» WHAT IS NEEDED
A verbatim copy of every record is required, and no pictures should be included.

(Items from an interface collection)
........

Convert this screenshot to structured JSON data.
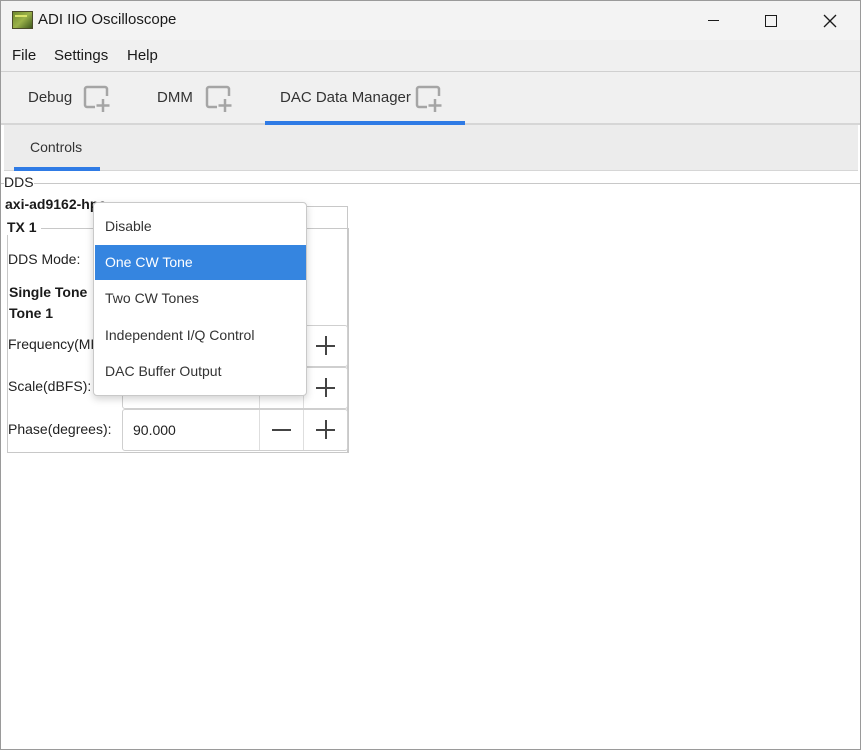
{
  "window": {
    "title": "ADI IIO Oscilloscope",
    "app_icon": "oscilloscope-app-icon",
    "controls": {
      "minimize": "minimize-icon",
      "maximize": "maximize-icon",
      "close": "close-icon"
    }
  },
  "menubar": {
    "items": [
      {
        "label": "File"
      },
      {
        "label": "Settings"
      },
      {
        "label": "Help"
      }
    ]
  },
  "tabs": [
    {
      "label": "Debug",
      "icon": "detach-tab-icon",
      "active": false
    },
    {
      "label": "DMM",
      "icon": "detach-tab-icon",
      "active": false
    },
    {
      "label": "DAC Data Manager",
      "icon": "detach-tab-icon",
      "active": true
    }
  ],
  "accent_color": "#2f7be5",
  "subtabs": [
    {
      "label": "Controls",
      "active": true
    }
  ],
  "dds": {
    "section_label": "DDS",
    "device_label": "axi-ad9162-hpc",
    "tx_label": "TX 1",
    "mode_label": "DDS Mode:",
    "single_tone_label": "Single Tone",
    "tone_label": "Tone 1",
    "frequency_label": "Frequency(MHz):",
    "scale_label": "Scale(dBFS):",
    "phase_label": "Phase(degrees):",
    "phase_value": "90.000",
    "frequency_value": "",
    "scale_value": ""
  },
  "dropdown": {
    "options": [
      {
        "label": "Disable",
        "selected": false
      },
      {
        "label": "One CW Tone",
        "selected": true
      },
      {
        "label": "Two CW Tones",
        "selected": false
      },
      {
        "label": "Independent I/Q Control",
        "selected": false
      },
      {
        "label": "DAC Buffer Output",
        "selected": false
      }
    ],
    "highlight_color": "#3585e0"
  }
}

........

» FINISHED EXERCISE
Convert this screenshot to structured JSON data.
{
  "window": {
    "title": "ADI IIO Oscilloscope",
    "app_icon": "oscilloscope-app-icon",
    "controls": {
      "minimize": "minimize-icon",
      "maximize": "maximize-icon",
      "close": "close-icon"
    }
  },
  "menubar": {
    "items": [
      {
        "label": "File"
      },
      {
        "label": "Settings"
      },
      {
        "label": "Help"
      }
    ]
  },
  "tabs": [
    {
      "label": "Debug",
      "icon": "detach-tab-icon",
      "active": false
    },
    {
      "label": "DMM",
      "icon": "detach-tab-icon",
      "active": false
    },
    {
      "label": "DAC Data Manager",
      "icon": "detach-tab-icon",
      "active": true
    }
  ],
  "accent_color": "#2f7be5",
  "subtabs": [
    {
      "label": "Controls",
      "active": true
    }
  ],
  "dds": {
    "section_label": "DDS",
    "device_label": "axi-ad9162-hpc",
    "tx_label": "TX 1",
    "mode_label": "DDS Mode:",
    "single_tone_label": "Single Tone",
    "tone_label": "Tone 1",
    "frequency_label": "Frequency(MHz):",
    "scale_label": "Scale(dBFS):",
    "phase_label": "Phase(degrees):",
    "phase_value": "90.000",
    "frequency_value": "",
    "scale_value": ""
  },
  "dropdown": {
    "options": [
      {
        "label": "Disable",
        "selected": false
      },
      {
        "label": "One CW Tone",
        "selected": true
      },
      {
        "label": "Two CW Tones",
        "selected": false
      },
      {
        "label": "Independent I/Q Control",
        "selected": false
      },
      {
        "label": "DAC Buffer Output",
        "selected": false
      }
    ],
    "highlight_color": "#3585e0"
  }
}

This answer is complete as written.